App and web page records

──────────

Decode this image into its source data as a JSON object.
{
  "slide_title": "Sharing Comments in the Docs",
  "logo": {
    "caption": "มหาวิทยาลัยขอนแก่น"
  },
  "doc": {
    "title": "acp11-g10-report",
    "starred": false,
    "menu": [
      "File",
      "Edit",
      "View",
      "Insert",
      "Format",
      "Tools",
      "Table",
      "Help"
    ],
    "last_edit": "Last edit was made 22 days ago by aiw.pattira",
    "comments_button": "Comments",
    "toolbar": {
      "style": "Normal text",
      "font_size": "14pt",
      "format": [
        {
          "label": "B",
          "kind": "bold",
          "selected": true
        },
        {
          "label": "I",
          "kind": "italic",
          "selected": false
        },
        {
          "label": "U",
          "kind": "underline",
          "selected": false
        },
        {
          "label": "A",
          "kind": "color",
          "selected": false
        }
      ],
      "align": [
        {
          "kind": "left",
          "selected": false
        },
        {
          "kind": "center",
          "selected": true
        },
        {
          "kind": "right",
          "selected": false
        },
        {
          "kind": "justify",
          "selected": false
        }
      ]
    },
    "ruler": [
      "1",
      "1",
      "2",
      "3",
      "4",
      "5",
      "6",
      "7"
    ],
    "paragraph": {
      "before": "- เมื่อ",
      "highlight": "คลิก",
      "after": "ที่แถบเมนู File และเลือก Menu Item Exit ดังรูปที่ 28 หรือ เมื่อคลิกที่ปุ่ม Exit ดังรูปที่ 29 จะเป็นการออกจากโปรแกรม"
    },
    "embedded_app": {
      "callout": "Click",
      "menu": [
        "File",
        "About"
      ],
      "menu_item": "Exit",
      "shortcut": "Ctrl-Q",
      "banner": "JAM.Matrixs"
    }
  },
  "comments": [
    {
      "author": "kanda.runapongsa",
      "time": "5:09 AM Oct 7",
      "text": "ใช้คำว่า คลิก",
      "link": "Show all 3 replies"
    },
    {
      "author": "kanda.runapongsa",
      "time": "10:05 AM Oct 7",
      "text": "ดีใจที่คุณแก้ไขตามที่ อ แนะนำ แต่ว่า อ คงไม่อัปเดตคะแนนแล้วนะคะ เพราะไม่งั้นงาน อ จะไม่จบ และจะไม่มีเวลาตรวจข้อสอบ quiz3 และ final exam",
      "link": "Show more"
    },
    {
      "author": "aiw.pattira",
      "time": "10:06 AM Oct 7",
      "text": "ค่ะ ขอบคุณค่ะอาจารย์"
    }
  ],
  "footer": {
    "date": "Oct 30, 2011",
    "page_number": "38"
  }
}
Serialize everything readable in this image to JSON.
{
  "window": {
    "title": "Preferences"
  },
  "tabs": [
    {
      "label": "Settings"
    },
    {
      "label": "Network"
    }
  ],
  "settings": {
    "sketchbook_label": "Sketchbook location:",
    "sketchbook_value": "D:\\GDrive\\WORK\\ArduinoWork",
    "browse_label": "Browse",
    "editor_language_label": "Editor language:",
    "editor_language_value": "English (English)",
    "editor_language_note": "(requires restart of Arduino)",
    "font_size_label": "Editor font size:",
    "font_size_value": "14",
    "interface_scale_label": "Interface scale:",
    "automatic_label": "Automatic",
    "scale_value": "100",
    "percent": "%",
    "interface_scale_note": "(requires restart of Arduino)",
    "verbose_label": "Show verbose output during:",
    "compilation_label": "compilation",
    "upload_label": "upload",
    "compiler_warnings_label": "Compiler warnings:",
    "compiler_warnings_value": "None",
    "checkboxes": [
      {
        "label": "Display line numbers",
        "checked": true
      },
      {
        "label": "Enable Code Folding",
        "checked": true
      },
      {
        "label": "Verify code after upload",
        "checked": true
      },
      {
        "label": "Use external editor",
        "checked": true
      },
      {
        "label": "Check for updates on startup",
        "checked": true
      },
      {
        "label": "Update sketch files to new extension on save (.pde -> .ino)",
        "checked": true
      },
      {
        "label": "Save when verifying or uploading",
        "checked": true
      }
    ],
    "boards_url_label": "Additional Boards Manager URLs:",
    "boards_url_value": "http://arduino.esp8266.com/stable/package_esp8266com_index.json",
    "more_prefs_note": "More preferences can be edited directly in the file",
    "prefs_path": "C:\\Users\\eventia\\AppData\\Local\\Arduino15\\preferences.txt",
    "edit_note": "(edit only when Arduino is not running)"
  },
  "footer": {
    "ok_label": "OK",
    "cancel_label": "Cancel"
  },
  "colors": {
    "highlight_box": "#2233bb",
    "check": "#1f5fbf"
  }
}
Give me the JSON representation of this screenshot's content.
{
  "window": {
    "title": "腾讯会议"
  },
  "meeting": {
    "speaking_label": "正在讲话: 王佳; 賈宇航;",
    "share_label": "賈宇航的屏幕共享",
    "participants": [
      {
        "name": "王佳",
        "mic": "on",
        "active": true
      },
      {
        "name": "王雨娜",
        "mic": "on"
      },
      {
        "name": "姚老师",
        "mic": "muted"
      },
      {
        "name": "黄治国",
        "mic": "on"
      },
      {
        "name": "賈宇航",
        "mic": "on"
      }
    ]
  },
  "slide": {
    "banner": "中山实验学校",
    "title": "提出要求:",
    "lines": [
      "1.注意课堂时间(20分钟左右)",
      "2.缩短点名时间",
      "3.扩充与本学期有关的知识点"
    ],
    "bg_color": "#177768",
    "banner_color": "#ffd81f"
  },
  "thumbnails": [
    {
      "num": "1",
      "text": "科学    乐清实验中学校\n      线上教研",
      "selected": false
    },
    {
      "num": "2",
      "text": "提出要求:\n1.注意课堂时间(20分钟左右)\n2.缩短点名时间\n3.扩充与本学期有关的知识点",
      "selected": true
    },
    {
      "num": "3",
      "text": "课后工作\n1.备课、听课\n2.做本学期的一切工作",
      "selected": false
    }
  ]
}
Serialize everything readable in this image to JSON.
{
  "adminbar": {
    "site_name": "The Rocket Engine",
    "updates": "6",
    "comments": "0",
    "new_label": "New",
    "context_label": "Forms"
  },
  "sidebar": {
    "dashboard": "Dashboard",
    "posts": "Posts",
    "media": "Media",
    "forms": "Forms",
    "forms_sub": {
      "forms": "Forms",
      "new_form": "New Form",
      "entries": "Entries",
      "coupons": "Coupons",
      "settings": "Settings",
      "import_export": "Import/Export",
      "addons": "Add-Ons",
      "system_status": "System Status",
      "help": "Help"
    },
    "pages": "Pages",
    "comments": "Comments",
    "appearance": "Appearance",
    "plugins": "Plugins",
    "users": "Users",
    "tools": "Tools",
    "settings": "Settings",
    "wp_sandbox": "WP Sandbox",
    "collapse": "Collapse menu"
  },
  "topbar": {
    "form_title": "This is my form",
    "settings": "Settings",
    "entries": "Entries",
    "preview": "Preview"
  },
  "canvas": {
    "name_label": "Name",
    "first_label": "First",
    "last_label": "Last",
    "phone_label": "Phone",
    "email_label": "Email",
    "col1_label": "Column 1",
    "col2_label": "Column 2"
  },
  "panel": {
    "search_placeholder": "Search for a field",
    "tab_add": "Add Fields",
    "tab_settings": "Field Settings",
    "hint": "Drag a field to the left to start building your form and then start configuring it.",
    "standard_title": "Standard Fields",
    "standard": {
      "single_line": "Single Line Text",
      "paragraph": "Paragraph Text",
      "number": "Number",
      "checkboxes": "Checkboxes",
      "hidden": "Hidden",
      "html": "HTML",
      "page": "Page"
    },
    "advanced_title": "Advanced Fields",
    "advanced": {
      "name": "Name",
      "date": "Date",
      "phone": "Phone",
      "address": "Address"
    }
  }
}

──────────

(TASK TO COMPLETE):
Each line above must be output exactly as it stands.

(EXPECTED OUTPUT):
Decode this image into its source data as a JSON object.
{
  "slide_title": "Sharing Comments in the Docs",
  "logo": {
    "caption": "มหาวิทยาลัยขอนแก่น"
  },
  "doc": {
    "title": "acp11-g10-report",
    "starred": false,
    "menu": [
      "File",
      "Edit",
      "View",
      "Insert",
      "Format",
      "Tools",
      "Table",
      "Help"
    ],
    "last_edit": "Last edit was made 22 days ago by aiw.pattira",
    "comments_button": "Comments",
    "toolbar": {
      "style": "Normal text",
      "font_size": "14pt",
      "format": [
        {
          "label": "B",
          "kind": "bold",
          "selected": true
        },
        {
          "label": "I",
          "kind": "italic",
          "selected": false
        },
        {
          "label": "U",
          "kind": "underline",
          "selected": false
        },
        {
          "label": "A",
          "kind": "color",
          "selected": false
        }
      ],
      "align": [
        {
          "kind": "left",
          "selected": false
        },
        {
          "kind": "center",
          "selected": true
        },
        {
          "kind": "right",
          "selected": false
        },
        {
          "kind": "justify",
          "selected": false
        }
      ]
    },
    "ruler": [
      "1",
      "1",
      "2",
      "3",
      "4",
      "5",
      "6",
      "7"
    ],
    "paragraph": {
      "before": "- เมื่อ",
      "highlight": "คลิก",
      "after": "ที่แถบเมนู File และเลือก Menu Item Exit ดังรูปที่ 28 หรือ เมื่อคลิกที่ปุ่ม Exit ดังรูปที่ 29 จะเป็นการออกจากโปรแกรม"
    },
    "embedded_app": {
      "callout": "Click",
      "menu": [
        "File",
        "About"
      ],
      "menu_item": "Exit",
      "shortcut": "Ctrl-Q",
      "banner": "JAM.Matrixs"
    }
  },
  "comments": [
    {
      "author": "kanda.runapongsa",
      "time": "5:09 AM Oct 7",
      "text": "ใช้คำว่า คลิก",
      "link": "Show all 3 replies"
    },
    {
      "author": "kanda.runapongsa",
      "time": "10:05 AM Oct 7",
      "text": "ดีใจที่คุณแก้ไขตามที่ อ แนะนำ แต่ว่า อ คงไม่อัปเดตคะแนนแล้วนะคะ เพราะไม่งั้นงาน อ จะไม่จบ และจะไม่มีเวลาตรวจข้อสอบ quiz3 และ final exam",
      "link": "Show more"
    },
    {
      "author": "aiw.pattira",
      "time": "10:06 AM Oct 7",
      "text": "ค่ะ ขอบคุณค่ะอาจารย์"
    }
  ],
  "footer": {
    "date": "Oct 30, 2011",
    "page_number": "38"
  }
}
Serialize everything readable in this image to JSON.
{
  "window": {
    "title": "Preferences"
  },
  "tabs": [
    {
      "label": "Settings"
    },
    {
      "label": "Network"
    }
  ],
  "settings": {
    "sketchbook_label": "Sketchbook location:",
    "sketchbook_value": "D:\\GDrive\\WORK\\ArduinoWork",
    "browse_label": "Browse",
    "editor_language_label": "Editor language:",
    "editor_language_value": "English (English)",
    "editor_language_note": "(requires restart of Arduino)",
    "font_size_label": "Editor font size:",
    "font_size_value": "14",
    "interface_scale_label": "Interface scale:",
    "automatic_label": "Automatic",
    "scale_value": "100",
    "percent": "%",
    "interface_scale_note": "(requires restart of Arduino)",
    "verbose_label": "Show verbose output during:",
    "compilation_label": "compilation",
    "upload_label": "upload",
    "compiler_warnings_label": "Compiler warnings:",
    "compiler_warnings_value": "None",
    "checkboxes": [
      {
        "label": "Display line numbers",
        "checked": true
      },
      {
        "label": "Enable Code Folding",
        "checked": true
      },
      {
        "label": "Verify code after upload",
        "checked": true
      },
      {
        "label": "Use external editor",
        "checked": true
      },
      {
        "label": "Check for updates on startup",
        "checked": true
      },
      {
        "label": "Update sketch files to new extension on save (.pde -> .ino)",
        "checked": true
      },
      {
        "label": "Save when verifying or uploading",
        "checked": true
      }
    ],
    "boards_url_label": "Additional Boards Manager URLs:",
    "boards_url_value": "http://arduino.esp8266.com/stable/package_esp8266com_index.json",
    "more_prefs_note": "More preferences can be edited directly in the file",
    "prefs_path": "C:\\Users\\eventia\\AppData\\Local\\Arduino15\\preferences.txt",
    "edit_note": "(edit only when Arduino is not running)"
  },
  "footer": {
    "ok_label": "OK",
    "cancel_label": "Cancel"
  },
  "colors": {
    "highlight_box": "#2233bb",
    "check": "#1f5fbf"
  }
}
Give me the JSON representation of this screenshot's content.
{
  "window": {
    "title": "腾讯会议"
  },
  "meeting": {
    "speaking_label": "正在讲话: 王佳; 賈宇航;",
    "share_label": "賈宇航的屏幕共享",
    "participants": [
      {
        "name": "王佳",
        "mic": "on",
        "active": true
      },
      {
        "name": "王雨娜",
        "mic": "on"
      },
      {
        "name": "姚老师",
        "mic": "muted"
      },
      {
        "name": "黄治国",
        "mic": "on"
      },
      {
        "name": "賈宇航",
        "mic": "on"
      }
    ]
  },
  "slide": {
    "banner": "中山实验学校",
    "title": "提出要求:",
    "lines": [
      "1.注意课堂时间(20分钟左右)",
      "2.缩短点名时间",
      "3.扩充与本学期有关的知识点"
    ],
    "bg_color": "#177768",
    "banner_color": "#ffd81f"
  },
  "thumbnails": [
    {
      "num": "1",
      "text": "科学    乐清实验中学校\n      线上教研",
      "selected": false
    },
    {
      "num": "2",
      "text": "提出要求:\n1.注意课堂时间(20分钟左右)\n2.缩短点名时间\n3.扩充与本学期有关的知识点",
      "selected": true
    },
    {
      "num": "3",
      "text": "课后工作\n1.备课、听课\n2.做本学期的一切工作",
      "selected": false
    }
  ]
}
Serialize everything readable in this image to JSON.
{
  "adminbar": {
    "site_name": "The Rocket Engine",
    "updates": "6",
    "comments": "0",
    "new_label": "New",
    "context_label": "Forms"
  },
  "sidebar": {
    "dashboard": "Dashboard",
    "posts": "Posts",
    "media": "Media",
    "forms": "Forms",
    "forms_sub": {
      "forms": "Forms",
      "new_form": "New Form",
      "entries": "Entries",
      "coupons": "Coupons",
      "settings": "Settings",
      "import_export": "Import/Export",
      "addons": "Add-Ons",
      "system_status": "System Status",
      "help": "Help"
    },
    "pages": "Pages",
    "comments": "Comments",
    "appearance": "Appearance",
    "plugins": "Plugins",
    "users": "Users",
    "tools": "Tools",
    "settings": "Settings",
    "wp_sandbox": "WP Sandbox",
    "collapse": "Collapse menu"
  },
  "topbar": {
    "form_title": "This is my form",
    "settings": "Settings",
    "entries": "Entries",
    "preview": "Preview"
  },
  "canvas": {
    "name_label": "Name",
    "first_label": "First",
    "last_label": "Last",
    "phone_label": "Phone",
    "email_label": "Email",
    "col1_label": "Column 1",
    "col2_label": "Column 2"
  },
  "panel": {
    "search_placeholder": "Search for a field",
    "tab_add": "Add Fields",
    "tab_settings": "Field Settings",
    "hint": "Drag a field to the left to start building your form and then start configuring it.",
    "standard_title": "Standard Fields",
    "standard": {
      "single_line": "Single Line Text",
      "paragraph": "Paragraph Text",
      "number": "Number",
      "checkboxes": "Checkboxes",
      "hidden": "Hidden",
      "html": "HTML",
      "page": "Page"
    },
    "advanced_title": "Advanced Fields",
    "advanced": {
      "name": "Name",
      "date": "Date",
      "phone": "Phone",
      "address": "Address"
    }
  }
}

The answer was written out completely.